**Exercise objective**:
From the records that follow, give the number of lines that include the word "content", with no further words.

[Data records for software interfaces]
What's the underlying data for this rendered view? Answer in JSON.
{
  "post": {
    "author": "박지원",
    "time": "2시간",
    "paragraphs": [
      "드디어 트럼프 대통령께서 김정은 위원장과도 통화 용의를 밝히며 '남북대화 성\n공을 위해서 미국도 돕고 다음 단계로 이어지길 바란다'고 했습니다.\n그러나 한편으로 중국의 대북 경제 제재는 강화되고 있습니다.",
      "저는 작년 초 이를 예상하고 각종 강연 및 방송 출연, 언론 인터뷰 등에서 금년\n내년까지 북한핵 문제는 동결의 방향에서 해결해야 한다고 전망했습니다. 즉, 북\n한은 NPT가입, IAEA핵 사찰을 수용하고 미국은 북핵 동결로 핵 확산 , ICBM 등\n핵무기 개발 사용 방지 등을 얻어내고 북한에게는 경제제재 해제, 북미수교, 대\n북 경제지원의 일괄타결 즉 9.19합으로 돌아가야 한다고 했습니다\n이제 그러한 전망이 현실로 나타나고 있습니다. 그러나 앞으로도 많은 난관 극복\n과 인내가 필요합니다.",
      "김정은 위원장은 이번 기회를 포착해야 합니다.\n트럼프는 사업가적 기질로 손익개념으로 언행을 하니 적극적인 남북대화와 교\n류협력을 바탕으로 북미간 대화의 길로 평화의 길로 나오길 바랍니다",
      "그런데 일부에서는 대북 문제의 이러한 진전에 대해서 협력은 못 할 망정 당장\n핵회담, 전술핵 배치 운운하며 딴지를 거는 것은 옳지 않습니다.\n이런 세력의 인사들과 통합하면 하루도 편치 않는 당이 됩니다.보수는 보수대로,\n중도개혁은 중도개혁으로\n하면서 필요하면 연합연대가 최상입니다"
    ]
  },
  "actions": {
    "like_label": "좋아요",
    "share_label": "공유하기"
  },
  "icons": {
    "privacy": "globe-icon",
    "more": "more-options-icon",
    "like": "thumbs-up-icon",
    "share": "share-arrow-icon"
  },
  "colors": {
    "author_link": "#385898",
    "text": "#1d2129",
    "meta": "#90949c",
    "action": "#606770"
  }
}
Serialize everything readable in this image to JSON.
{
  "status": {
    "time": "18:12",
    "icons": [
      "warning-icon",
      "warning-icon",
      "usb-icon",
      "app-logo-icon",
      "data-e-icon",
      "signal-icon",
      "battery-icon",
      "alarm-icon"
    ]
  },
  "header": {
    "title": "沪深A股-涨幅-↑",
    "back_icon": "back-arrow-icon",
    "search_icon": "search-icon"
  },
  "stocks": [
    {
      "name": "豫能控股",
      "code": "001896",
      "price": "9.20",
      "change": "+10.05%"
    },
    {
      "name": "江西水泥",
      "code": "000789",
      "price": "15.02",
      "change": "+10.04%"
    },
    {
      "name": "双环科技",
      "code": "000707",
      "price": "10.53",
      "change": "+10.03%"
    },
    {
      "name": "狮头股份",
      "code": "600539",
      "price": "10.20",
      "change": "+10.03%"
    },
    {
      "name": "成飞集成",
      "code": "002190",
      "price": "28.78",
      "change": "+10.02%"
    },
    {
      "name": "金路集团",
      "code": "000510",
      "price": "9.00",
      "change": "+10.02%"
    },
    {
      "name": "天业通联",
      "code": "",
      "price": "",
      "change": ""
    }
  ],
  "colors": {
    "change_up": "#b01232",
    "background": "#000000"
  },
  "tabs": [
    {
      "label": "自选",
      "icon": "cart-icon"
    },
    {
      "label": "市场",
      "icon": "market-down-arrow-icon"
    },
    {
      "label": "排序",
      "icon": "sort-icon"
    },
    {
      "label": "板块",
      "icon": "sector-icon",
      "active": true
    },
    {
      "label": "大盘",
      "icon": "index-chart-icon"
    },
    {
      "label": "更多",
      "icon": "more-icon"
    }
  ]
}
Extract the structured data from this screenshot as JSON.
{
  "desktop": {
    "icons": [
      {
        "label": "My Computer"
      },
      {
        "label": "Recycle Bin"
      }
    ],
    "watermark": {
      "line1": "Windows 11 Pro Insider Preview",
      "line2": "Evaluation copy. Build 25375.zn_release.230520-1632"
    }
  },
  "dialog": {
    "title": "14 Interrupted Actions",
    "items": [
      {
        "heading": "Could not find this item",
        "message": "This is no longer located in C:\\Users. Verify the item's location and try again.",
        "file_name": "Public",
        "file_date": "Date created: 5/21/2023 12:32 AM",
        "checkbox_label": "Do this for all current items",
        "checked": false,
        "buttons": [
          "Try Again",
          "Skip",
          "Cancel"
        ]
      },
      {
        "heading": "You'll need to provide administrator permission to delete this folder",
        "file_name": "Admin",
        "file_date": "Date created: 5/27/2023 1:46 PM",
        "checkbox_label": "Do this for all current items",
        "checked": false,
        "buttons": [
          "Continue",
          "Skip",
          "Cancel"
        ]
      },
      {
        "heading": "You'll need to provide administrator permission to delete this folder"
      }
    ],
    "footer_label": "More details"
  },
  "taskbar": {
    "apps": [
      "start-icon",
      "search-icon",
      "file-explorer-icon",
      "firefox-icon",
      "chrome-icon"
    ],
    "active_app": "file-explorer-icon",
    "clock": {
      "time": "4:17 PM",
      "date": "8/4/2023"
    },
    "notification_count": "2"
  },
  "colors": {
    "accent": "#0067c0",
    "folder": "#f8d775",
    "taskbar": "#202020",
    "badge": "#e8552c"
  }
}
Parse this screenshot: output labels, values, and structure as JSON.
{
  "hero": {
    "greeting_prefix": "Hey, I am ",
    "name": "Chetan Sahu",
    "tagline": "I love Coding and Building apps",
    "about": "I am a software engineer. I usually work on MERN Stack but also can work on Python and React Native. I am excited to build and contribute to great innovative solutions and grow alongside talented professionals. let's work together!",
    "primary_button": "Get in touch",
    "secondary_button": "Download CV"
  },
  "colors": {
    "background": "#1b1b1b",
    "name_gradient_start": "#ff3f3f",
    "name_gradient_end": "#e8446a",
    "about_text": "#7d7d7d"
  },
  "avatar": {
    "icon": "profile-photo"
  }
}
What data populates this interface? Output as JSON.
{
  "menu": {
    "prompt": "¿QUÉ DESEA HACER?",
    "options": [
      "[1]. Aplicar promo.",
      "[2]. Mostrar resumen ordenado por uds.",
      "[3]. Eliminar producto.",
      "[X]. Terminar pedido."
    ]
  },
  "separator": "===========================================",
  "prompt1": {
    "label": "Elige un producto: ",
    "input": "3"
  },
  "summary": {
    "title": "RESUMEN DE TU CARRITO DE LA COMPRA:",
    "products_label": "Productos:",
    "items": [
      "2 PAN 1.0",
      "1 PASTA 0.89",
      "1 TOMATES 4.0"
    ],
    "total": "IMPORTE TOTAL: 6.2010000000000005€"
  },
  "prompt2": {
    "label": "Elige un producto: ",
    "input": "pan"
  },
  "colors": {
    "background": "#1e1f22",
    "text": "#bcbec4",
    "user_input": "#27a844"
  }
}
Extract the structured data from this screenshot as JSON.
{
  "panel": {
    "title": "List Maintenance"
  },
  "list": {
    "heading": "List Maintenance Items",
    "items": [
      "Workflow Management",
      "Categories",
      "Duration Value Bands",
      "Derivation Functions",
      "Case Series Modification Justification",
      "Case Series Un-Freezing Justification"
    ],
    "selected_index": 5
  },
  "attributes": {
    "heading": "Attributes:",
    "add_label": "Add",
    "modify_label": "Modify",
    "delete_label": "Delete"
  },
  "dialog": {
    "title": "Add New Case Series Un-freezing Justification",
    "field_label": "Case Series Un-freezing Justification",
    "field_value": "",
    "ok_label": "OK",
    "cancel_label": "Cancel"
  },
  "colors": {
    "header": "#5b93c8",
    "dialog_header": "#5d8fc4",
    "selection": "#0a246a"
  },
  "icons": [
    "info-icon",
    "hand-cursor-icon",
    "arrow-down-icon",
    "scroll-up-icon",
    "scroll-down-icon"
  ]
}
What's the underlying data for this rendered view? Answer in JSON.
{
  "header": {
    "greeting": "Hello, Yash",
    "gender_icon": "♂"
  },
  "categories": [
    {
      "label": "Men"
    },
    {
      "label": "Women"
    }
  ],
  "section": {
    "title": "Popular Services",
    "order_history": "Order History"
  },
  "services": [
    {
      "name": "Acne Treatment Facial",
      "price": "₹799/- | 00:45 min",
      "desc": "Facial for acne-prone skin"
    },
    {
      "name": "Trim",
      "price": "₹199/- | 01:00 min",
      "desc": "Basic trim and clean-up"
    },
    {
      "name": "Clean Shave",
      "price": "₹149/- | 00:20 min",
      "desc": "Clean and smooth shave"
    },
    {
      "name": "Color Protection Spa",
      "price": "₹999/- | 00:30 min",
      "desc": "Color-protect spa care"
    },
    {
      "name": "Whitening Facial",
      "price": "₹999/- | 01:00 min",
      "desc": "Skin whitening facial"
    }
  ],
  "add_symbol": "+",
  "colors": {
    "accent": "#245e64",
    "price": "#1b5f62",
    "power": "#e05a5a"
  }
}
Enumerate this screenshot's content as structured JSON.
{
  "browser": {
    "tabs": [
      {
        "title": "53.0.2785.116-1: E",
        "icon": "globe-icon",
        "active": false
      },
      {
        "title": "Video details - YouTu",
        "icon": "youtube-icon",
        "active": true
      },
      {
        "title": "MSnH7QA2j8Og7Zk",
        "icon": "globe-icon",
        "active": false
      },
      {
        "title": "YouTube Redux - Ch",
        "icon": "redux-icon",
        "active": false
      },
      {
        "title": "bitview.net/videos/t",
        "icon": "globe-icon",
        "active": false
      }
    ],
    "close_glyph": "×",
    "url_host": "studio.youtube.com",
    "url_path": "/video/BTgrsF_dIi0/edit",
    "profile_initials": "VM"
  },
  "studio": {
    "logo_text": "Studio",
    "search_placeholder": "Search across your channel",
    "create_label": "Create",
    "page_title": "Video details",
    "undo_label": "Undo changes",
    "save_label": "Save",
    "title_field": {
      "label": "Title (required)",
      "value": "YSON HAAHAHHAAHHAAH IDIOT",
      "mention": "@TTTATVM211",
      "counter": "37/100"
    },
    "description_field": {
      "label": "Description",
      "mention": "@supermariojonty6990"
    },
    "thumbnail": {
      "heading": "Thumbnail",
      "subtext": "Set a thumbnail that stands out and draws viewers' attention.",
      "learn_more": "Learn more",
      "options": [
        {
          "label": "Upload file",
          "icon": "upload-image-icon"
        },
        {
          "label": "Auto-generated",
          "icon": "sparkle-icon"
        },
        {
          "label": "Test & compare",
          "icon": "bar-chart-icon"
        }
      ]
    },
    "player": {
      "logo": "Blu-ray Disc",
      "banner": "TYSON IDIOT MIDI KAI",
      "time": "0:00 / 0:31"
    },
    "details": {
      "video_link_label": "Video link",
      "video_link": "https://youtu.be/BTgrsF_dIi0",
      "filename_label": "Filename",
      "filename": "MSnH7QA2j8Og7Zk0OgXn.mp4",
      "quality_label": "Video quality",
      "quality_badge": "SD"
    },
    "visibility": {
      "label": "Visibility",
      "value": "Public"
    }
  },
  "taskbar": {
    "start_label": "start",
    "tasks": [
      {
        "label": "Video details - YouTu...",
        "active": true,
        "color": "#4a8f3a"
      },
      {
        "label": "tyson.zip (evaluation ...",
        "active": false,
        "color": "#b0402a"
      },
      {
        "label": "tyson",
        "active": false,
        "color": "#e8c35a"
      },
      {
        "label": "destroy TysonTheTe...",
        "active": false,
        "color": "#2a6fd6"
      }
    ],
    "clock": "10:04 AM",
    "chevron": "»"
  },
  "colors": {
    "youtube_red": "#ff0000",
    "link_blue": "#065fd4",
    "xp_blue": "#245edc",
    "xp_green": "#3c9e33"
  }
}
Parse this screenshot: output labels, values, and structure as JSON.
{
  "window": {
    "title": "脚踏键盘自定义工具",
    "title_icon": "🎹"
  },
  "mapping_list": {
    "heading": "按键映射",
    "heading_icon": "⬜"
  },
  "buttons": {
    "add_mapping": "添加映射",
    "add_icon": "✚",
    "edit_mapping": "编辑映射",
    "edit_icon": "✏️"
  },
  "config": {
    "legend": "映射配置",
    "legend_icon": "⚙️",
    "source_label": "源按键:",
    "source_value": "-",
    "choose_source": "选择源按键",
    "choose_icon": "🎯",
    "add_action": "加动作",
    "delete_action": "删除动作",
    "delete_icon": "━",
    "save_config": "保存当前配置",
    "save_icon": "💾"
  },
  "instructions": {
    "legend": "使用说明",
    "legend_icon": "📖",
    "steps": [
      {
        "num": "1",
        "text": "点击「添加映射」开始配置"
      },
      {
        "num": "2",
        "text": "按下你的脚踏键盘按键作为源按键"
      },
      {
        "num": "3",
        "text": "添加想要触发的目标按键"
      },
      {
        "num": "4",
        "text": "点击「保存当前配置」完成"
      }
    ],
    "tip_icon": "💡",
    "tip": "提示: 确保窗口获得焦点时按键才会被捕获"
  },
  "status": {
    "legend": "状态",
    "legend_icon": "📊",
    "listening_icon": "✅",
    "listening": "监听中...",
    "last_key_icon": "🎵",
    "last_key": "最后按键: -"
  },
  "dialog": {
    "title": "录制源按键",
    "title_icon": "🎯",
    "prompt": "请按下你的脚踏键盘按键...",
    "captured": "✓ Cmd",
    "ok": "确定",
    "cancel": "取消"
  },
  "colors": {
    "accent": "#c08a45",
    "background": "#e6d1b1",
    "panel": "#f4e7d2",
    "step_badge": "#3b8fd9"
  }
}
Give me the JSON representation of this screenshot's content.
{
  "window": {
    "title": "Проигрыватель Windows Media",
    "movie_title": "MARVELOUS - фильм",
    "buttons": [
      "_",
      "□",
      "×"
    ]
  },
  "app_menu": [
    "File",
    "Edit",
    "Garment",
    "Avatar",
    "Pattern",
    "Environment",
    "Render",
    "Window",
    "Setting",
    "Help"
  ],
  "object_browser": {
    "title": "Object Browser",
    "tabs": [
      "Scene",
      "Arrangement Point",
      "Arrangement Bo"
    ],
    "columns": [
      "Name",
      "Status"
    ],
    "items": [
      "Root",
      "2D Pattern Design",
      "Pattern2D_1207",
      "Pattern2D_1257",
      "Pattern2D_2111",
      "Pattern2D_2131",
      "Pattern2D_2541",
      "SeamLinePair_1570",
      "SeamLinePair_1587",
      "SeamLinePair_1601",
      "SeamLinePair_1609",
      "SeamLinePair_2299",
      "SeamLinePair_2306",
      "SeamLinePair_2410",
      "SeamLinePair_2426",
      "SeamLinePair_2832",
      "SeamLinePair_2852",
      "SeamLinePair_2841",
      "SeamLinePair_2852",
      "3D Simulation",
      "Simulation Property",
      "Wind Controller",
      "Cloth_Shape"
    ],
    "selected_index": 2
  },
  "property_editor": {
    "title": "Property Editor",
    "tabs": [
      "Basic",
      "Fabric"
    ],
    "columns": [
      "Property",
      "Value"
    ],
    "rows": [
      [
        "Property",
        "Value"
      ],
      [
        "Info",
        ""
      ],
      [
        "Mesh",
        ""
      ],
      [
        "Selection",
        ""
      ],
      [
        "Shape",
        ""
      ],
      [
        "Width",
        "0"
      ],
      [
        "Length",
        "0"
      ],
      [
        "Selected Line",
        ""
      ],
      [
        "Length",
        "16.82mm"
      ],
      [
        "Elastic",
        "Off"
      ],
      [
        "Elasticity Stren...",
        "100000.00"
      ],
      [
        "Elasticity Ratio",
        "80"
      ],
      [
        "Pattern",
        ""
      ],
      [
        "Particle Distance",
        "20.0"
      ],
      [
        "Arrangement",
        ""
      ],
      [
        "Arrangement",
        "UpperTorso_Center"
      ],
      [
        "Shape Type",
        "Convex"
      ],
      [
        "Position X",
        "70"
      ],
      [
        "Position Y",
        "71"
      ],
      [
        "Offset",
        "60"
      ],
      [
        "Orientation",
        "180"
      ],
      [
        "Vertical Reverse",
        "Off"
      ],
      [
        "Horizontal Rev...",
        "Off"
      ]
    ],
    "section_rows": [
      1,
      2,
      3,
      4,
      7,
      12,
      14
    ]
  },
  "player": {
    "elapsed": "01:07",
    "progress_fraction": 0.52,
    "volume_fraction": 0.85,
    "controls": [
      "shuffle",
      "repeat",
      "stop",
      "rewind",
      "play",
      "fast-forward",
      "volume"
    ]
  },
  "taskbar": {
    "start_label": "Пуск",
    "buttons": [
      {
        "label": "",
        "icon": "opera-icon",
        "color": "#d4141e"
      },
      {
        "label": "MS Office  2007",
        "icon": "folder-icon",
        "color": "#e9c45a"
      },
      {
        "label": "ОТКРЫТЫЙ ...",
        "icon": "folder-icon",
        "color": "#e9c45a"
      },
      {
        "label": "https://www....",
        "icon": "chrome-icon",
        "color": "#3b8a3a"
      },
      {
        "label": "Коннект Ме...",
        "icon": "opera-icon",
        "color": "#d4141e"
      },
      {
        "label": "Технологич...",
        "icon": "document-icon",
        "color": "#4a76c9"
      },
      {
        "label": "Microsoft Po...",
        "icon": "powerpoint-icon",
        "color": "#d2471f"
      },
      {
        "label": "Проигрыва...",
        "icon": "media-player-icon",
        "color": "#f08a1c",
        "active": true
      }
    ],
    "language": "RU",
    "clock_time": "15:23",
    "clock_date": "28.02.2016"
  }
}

**Answer**:
2